Carl Little, Review in Art New England, January/February 2021; Exhibition at the Zillman Art Museum, University of Maine, Bangor Maine

Since his death at 75 in 2012, Thomas Cornell has not had the kind of retrospective attention he deserves as a brilliant printmaker and painter. In his lifetime, his prints and oils brought him critical acclaim. He also taught several generations of students in his 50-year tenure at Bowdoin College.

A Vision Accomplished: Thomas Cornell provides an excellent sampling, starting with a selection of prints from the 1960s. In Michelangelo no. 3, 1964, an etching with hand-colored wash, the bearded High Renaissance artist stares intently at us, his visage a stunning composition of light and dark. A similar gaze marks A Self Portrait, engraved in 1965. The artist looks directly at us from an indirect angle, his face half turned. From the dark eyes, closed mouth, and bristly jaw, the expression is hard to pinpoint – part resolute, part suspicious.

The exhibition highlights Cornell’s print process in three portraits of a snapping turtle from 1968-1969. Working in different mediums, including etching and aquatint, he renders the primordial snub-nosed creature floating/crawling in air.

Cornell often turned to mythology for subjects, with a special interest in the Greek god Dionysus.
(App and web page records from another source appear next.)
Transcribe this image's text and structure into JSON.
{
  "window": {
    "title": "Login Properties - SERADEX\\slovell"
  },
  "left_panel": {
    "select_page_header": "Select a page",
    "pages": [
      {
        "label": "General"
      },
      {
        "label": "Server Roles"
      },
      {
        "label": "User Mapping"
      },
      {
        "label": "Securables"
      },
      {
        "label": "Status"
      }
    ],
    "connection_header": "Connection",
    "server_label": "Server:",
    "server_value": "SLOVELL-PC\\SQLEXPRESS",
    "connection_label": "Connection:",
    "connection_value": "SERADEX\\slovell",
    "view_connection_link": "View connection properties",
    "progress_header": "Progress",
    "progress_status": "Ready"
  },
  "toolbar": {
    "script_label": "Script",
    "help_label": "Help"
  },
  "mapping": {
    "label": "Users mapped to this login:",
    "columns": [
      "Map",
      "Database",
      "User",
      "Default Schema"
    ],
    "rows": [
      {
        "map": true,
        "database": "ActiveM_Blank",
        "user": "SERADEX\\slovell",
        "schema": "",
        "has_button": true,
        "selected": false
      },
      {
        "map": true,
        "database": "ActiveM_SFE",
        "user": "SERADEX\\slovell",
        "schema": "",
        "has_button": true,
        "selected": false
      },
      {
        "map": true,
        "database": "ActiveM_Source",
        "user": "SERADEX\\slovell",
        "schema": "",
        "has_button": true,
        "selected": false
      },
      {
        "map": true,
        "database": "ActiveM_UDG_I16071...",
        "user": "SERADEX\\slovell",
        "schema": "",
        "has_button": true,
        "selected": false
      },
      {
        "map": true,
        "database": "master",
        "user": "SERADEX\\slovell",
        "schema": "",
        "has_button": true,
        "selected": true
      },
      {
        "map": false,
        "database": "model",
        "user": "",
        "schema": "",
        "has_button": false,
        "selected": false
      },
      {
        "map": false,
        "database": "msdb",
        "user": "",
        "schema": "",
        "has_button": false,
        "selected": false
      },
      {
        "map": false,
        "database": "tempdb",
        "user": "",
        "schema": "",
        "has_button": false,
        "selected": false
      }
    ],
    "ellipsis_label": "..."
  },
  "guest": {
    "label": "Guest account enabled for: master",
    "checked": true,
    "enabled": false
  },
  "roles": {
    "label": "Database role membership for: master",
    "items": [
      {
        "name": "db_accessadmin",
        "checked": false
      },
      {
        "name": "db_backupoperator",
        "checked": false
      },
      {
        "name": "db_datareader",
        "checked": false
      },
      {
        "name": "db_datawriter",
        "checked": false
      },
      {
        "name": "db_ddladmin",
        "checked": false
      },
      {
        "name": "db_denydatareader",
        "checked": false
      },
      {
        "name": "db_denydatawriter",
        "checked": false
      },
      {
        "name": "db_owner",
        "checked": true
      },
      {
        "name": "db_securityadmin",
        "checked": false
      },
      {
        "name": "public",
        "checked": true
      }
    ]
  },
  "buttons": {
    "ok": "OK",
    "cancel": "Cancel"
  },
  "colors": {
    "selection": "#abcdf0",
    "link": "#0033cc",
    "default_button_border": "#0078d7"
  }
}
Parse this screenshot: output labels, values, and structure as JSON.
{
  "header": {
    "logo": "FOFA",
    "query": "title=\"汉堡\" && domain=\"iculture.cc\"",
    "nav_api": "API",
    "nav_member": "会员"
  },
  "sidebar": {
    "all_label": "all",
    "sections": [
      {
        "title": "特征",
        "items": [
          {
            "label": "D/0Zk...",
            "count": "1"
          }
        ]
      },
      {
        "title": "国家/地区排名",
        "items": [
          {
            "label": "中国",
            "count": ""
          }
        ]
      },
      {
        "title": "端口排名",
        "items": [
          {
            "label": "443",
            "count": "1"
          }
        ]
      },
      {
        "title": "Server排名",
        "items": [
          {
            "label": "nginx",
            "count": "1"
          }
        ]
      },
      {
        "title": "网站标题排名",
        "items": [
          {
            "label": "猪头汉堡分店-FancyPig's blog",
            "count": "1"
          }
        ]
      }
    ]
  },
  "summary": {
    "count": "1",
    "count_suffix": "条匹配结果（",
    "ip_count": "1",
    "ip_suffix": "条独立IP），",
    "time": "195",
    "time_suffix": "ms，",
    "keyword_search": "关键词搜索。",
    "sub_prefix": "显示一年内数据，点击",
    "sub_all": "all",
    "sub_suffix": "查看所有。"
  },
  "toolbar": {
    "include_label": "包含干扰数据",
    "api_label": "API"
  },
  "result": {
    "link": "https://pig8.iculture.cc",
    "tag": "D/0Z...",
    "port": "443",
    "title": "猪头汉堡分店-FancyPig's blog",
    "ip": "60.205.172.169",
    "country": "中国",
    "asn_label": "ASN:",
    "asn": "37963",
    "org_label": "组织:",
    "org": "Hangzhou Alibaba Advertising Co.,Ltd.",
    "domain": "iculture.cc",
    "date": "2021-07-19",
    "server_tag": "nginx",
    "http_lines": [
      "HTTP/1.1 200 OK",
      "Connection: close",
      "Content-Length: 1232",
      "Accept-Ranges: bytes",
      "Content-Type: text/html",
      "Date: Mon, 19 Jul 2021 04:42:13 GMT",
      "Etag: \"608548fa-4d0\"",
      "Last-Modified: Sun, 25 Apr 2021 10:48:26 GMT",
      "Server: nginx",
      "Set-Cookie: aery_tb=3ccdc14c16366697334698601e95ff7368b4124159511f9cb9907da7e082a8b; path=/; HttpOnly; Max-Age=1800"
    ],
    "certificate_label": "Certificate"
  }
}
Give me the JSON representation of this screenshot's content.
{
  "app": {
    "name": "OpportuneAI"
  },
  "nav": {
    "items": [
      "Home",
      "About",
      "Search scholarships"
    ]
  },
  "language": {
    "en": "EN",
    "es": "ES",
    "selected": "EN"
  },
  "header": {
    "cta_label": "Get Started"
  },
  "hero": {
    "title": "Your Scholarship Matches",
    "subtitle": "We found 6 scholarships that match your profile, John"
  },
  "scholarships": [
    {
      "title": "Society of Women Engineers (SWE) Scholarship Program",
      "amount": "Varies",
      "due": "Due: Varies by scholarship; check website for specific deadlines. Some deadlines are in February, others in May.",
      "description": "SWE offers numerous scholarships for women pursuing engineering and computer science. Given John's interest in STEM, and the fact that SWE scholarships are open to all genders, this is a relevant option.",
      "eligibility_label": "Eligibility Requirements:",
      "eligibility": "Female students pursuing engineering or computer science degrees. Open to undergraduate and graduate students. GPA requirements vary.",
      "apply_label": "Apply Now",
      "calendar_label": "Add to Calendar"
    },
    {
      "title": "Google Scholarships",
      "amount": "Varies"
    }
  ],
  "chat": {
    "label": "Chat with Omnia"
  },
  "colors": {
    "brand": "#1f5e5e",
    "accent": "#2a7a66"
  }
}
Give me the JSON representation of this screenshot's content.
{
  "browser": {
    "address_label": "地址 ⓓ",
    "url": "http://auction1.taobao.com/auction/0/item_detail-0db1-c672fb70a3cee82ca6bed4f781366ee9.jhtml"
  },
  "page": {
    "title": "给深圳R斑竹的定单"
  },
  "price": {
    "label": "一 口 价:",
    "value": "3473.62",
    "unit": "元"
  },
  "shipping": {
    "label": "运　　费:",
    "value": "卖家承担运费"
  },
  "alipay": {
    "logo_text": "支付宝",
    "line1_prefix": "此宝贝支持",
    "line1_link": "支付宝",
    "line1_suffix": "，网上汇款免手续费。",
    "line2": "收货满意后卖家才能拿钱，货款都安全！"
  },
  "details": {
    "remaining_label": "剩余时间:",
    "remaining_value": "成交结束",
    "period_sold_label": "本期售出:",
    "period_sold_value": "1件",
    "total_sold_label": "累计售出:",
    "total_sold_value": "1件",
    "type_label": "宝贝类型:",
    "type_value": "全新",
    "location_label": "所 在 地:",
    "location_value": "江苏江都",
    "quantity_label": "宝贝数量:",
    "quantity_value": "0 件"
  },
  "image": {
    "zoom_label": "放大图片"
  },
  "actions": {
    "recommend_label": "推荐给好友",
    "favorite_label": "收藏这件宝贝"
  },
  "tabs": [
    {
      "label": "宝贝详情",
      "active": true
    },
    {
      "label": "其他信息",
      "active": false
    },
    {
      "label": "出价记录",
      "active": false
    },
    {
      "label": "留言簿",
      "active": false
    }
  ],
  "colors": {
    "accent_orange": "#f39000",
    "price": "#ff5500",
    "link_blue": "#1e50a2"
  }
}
In the unfinished Merrymeeting Bay, an oil and graphite from 1970, the god of wine sits under a tree in white shirt and shorts, the Maine landscape (what was then the artist’s Bowdoinham farm) surrounding him. Art historian Martica Sawin surmises Cornell turned to Poussin around this time “to learn how to bring gods to earth.”

Myth provided Cornell the means to reflect on modern-day issues. The etching Bacchant in the Woods, 1975, shows a naked woman seated awkwardly atop the branches of a fallen tree. This modern-day reveler finds freedom in nature. Cornell considered this series “a natural synthesis of feminism and environmentalism.”

Later in life, Cornell responded to what he envisioned as an impending environmental catastrophe through his Birth of Nature paintings. In these allegories, one of which is featured in the show, we witness the death of hubris and the birth of responsibility to save the natural world. As someone who thought of artists as “cultural doctors,” Cornell practiced what he preached. His art can be idealistic, yes, yet is ultimately human.

Article by Carl Little, copyright Art New England